I think that it is going to take even stronger restrictions than your suggested 87.5% and 8 year declining ROI plan to make this trend turn around. Much like my IRA’s if I take from the pool before my time, I forefit not only the interest that I have accrued but also need to pay the tax penalty on top of it. Safe to say that what ever money I put in has done no work for me, only for the government. Maybe with teeth like that, Wall Street would stop their flipping behavior because it wouldn’t make sense to invest in something for the long term because the short term penalties would make their investment a zero sum game. That seems to be all that they understand.
Believe me when I say that I could go on for days. I have spent many years making Lean /Six Sigma generate great money, savings and quality product for many companies to the benefit of their customers only to watch all that hard work get tanked because of greedy investors who choose to rape and pillage the retirement funds, assets and whatever other cash and operating assets that a company may have only to leave them riddled with debt and ultimately targets of bankruptcy. And who loses here, the employees who get laid off, the local economy that loses local tax revenue and economic vitality and the last investor who got left holding the bag. Sounds like positive fiscal policy to me (not).

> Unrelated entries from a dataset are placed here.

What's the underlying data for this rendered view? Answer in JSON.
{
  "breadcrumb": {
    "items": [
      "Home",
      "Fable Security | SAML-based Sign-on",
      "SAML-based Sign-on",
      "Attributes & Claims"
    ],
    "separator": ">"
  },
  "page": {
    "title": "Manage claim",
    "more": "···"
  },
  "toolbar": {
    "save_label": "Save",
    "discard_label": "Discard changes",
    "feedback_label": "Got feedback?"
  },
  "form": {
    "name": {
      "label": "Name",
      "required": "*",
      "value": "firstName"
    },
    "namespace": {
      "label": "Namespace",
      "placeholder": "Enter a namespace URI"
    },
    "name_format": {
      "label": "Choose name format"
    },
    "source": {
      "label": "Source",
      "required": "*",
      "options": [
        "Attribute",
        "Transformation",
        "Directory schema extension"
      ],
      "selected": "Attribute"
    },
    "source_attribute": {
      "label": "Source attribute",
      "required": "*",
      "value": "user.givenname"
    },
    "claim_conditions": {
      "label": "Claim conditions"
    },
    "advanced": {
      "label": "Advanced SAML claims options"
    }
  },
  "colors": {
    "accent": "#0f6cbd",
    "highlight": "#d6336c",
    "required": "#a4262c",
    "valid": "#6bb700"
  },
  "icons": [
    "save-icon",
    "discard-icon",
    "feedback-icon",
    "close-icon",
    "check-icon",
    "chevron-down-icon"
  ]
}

This isn’t what I learned in B school in terms of “business adminstration” with my background in finance. I learned how to make companies strong, vibrant and profitable, not how to rape, pillage and steal. Harvard should be ashamed of what it has created and consider what it needs to do to become a leader in building the strength of our nation back to what it should be instead of just being a global player in the world of finance and letting the rest of the world improve its quality of life at our expense. Maybe if those Harvard types experienced some of the “real world” lives of folks like the people portrayed on “Undercover Boss” they may actually “see” what is real and not manage their companies by the numbers, but more importantly by how their companies contribute to society as a whole. If managed this way, the profits will come and shareholders will realize value. Value is not only measured in dollars but in many other ways.
Wayne Furniss says
Great article. I’m curious – have you done any studies regarding the background and prior experience of these Harvard MBAs? Having worked in various U.S. industries for over 25 years, I’ve dealt with a number of MBA’s. I’ve been fairly impressed by most of them; however, those whose undergraduate majors were not as demanding and went straight from getting their bachelor degree to their MBA seem to lack “real life” business management and people skills. Those who obtained a technical degree such as engineering, worked for several years in industry and then went back for their MBA tend to have this real life approach to the business and the people who are affected by their decisions.
Bill Waddell says
The majority of them went from undergrad straight to grad school; or from undergrad to investment banking then grad school then back to investment banking. None that I found had ever worked in the industries they raided – or on any other productive capacity, for that matter. A number of them worked for Bain Capital – Mitt Romney’s old outfit – before hooking up with THL. It seems to be a sort of minor league farm team for the big time crooks.